--- What is being asked ---
Could you copy every line in the listing below that has the word "System"?

─── Provided records

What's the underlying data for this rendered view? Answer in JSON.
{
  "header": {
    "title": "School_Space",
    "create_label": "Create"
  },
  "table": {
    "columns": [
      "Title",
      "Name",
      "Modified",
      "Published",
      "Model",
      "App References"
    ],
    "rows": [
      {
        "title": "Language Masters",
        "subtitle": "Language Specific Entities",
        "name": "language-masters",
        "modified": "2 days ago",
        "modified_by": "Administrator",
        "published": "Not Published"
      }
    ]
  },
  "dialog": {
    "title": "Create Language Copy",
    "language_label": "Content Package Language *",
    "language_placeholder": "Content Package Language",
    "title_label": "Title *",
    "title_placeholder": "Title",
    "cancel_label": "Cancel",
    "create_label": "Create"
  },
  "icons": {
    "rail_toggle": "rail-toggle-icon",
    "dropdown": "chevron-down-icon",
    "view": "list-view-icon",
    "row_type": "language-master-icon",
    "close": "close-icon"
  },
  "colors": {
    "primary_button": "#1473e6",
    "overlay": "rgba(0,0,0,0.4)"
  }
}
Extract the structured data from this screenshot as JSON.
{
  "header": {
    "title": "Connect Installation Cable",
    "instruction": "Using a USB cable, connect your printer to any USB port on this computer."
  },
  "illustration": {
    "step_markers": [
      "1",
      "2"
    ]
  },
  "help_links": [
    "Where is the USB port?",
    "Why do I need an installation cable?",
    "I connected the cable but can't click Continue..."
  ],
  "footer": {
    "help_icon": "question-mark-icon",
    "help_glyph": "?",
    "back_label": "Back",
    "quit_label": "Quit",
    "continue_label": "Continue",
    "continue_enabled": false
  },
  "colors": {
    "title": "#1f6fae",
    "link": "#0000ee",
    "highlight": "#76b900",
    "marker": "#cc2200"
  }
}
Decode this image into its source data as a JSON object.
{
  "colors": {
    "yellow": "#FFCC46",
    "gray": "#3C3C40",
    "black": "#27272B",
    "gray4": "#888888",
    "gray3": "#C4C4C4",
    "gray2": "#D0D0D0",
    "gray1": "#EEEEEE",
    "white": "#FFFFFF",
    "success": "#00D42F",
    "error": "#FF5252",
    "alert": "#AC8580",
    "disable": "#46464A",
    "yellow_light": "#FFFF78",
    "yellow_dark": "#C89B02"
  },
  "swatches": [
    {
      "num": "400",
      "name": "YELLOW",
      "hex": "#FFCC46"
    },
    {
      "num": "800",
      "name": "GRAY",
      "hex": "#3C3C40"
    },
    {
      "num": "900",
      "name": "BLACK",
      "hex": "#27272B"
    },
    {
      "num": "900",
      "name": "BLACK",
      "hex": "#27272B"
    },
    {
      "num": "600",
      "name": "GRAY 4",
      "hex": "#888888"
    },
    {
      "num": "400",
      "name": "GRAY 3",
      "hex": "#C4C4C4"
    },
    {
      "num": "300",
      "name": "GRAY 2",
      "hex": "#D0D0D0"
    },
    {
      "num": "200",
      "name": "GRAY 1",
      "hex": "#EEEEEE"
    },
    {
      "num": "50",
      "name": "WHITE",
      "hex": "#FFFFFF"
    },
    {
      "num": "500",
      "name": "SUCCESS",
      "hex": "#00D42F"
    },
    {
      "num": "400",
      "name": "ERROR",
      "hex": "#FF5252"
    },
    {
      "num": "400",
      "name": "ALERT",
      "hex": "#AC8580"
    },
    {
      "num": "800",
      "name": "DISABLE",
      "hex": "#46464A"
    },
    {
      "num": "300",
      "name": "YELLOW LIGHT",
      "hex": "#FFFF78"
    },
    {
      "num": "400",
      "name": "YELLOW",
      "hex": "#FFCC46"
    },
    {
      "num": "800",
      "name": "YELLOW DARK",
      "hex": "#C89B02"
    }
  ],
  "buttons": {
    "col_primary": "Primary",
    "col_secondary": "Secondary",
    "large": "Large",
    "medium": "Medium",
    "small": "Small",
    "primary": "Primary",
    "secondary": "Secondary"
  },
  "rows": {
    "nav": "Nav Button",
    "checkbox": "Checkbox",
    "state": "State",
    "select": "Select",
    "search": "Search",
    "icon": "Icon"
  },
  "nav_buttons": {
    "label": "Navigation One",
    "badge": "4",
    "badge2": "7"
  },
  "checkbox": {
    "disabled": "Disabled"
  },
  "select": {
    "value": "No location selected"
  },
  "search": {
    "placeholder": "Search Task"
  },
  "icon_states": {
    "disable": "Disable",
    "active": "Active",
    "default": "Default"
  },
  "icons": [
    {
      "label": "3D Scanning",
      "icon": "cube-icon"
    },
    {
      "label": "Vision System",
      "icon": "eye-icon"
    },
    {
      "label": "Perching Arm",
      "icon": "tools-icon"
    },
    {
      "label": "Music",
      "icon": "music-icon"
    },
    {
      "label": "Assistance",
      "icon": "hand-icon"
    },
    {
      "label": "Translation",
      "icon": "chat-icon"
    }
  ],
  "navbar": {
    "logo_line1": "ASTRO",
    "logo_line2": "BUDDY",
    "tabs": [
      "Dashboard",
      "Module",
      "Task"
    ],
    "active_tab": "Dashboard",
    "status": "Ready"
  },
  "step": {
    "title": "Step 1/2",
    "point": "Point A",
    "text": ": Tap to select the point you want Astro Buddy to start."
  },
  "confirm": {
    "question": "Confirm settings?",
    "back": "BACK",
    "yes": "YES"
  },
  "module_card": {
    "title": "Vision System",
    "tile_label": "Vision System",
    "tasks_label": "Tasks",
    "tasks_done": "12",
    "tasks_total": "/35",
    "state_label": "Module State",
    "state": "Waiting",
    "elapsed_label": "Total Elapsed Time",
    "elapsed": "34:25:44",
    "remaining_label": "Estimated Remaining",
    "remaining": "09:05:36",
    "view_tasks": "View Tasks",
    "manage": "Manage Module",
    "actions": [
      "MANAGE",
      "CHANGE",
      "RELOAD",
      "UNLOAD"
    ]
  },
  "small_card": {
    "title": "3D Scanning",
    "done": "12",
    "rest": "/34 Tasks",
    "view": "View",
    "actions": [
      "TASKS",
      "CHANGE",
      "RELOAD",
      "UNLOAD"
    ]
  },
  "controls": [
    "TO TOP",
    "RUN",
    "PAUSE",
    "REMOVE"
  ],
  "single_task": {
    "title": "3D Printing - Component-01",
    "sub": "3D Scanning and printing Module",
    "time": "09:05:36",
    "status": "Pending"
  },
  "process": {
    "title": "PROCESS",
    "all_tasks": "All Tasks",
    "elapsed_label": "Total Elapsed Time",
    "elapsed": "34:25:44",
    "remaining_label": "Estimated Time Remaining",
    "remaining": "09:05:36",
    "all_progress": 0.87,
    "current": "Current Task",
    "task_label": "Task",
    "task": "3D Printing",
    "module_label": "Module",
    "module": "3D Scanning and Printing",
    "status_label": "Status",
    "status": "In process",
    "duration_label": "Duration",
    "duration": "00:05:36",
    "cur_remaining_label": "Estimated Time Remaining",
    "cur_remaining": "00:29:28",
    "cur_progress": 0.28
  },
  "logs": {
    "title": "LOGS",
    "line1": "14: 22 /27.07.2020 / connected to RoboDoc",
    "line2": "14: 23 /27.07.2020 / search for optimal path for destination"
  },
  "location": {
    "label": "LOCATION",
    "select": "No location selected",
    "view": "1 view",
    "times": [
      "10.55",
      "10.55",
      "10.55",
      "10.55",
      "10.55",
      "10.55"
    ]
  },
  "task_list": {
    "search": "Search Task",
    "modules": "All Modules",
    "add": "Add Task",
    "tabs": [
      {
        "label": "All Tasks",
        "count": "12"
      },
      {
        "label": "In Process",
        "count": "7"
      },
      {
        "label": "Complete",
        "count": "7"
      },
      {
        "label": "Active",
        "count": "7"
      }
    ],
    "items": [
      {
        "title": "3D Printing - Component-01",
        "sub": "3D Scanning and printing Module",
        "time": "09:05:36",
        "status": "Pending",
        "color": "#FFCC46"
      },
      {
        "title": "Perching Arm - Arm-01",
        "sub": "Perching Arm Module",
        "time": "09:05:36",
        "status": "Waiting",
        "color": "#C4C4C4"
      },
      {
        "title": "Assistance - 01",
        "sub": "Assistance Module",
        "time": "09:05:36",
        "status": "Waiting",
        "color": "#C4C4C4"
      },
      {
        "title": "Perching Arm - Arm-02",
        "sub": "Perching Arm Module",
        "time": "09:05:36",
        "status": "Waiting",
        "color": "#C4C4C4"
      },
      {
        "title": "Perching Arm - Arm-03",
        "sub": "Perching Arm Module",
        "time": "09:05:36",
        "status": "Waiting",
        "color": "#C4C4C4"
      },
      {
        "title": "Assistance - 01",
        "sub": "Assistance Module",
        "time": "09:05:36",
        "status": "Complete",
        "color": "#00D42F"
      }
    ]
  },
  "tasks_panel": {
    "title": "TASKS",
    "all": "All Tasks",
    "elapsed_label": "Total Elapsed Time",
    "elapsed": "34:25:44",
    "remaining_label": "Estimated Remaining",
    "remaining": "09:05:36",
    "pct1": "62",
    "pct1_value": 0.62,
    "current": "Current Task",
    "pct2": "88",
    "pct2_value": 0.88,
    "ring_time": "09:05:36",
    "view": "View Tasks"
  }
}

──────

--- Response ---
      "label": "Vision System",
    "title": "Vision System",
    "tile_label": "Vision System",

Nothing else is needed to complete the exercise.